DATA FOR THIS EXERCISE »
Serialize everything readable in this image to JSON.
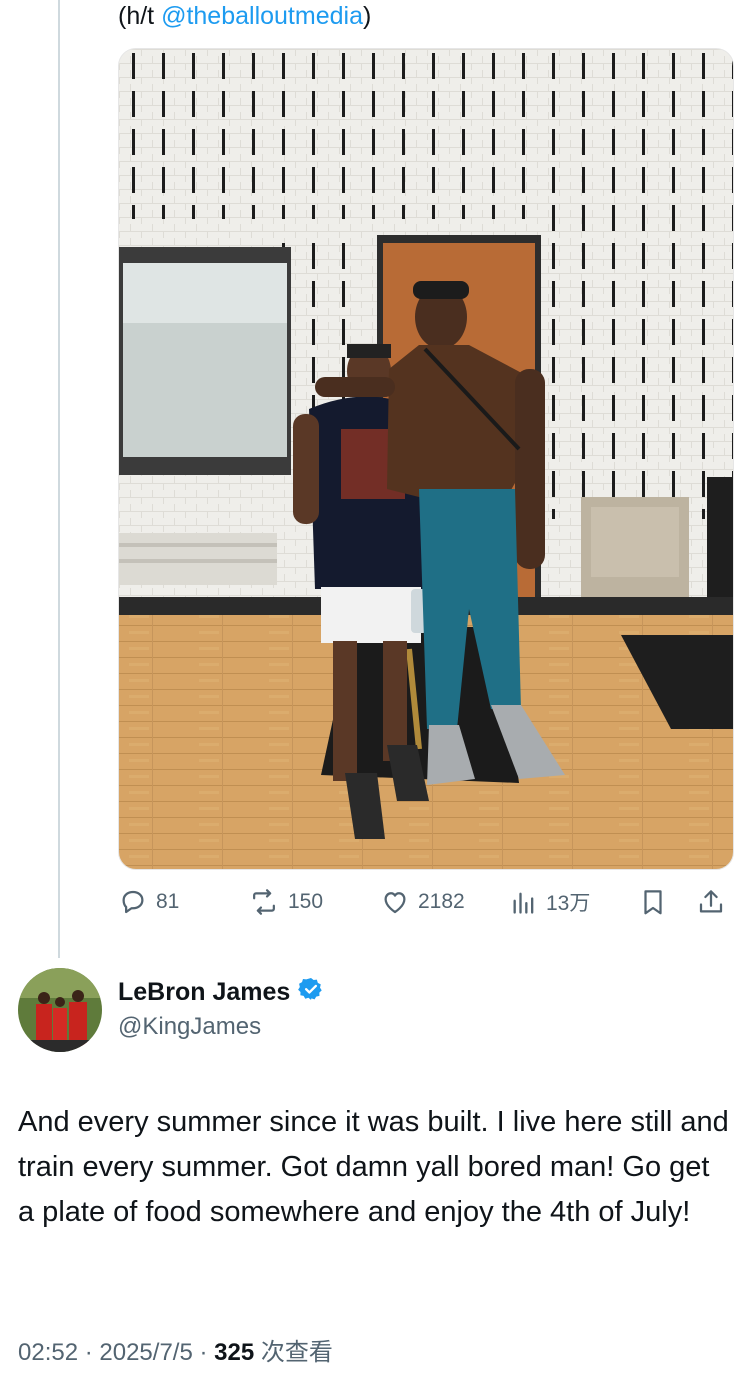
{
  "hat_tip": {
    "prefix": "(h/t ",
    "handle": "@theballoutmedia",
    "suffix": ")"
  },
  "photo": {
    "alt": ""
  },
  "actions": {
    "replies": "81",
    "reposts": "150",
    "likes": "2182",
    "views": "13万",
    "icons": [
      "reply-icon",
      "repost-icon",
      "like-icon",
      "views-icon",
      "bookmark-icon",
      "share-icon"
    ]
  },
  "author": {
    "name": "LeBron James",
    "handle": "@KingJames",
    "verified": true
  },
  "tweet": {
    "text": "And every summer since it was built. I live here still and train every summer. Got damn yall bored man! Go get a plate of food somewhere and enjoy the 4th of July!"
  },
  "meta": {
    "time": "02:52",
    "sep1": " · ",
    "date": "2025/7/5",
    "sep2": " · ",
    "views_count": "325",
    "views_label": " 次查看"
  },
  "colors": {
    "accent": "#1d9bf0",
    "muted": "#536471",
    "text": "#0f1419",
    "divider": "#cfd9de"
  }
}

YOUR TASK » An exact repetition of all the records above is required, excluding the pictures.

RESPONSE »
Serialize everything readable in this image to JSON.
{
  "hat_tip": {
    "prefix": "(h/t ",
    "handle": "@theballoutmedia",
    "suffix": ")"
  },
  "photo": {
    "alt": ""
  },
  "actions": {
    "replies": "81",
    "reposts": "150",
    "likes": "2182",
    "views": "13万",
    "icons": [
      "reply-icon",
      "repost-icon",
      "like-icon",
      "views-icon",
      "bookmark-icon",
      "share-icon"
    ]
  },
  "author": {
    "name": "LeBron James",
    "handle": "@KingJames",
    "verified": true
  },
  "tweet": {
    "text": "And every summer since it was built. I live here still and train every summer. Got damn yall bored man! Go get a plate of food somewhere and enjoy the 4th of July!"
  },
  "meta": {
    "time": "02:52",
    "sep1": " · ",
    "date": "2025/7/5",
    "sep2": " · ",
    "views_count": "325",
    "views_label": " 次查看"
  },
  "colors": {
    "accent": "#1d9bf0",
    "muted": "#536471",
    "text": "#0f1419",
    "divider": "#cfd9de"
  }
}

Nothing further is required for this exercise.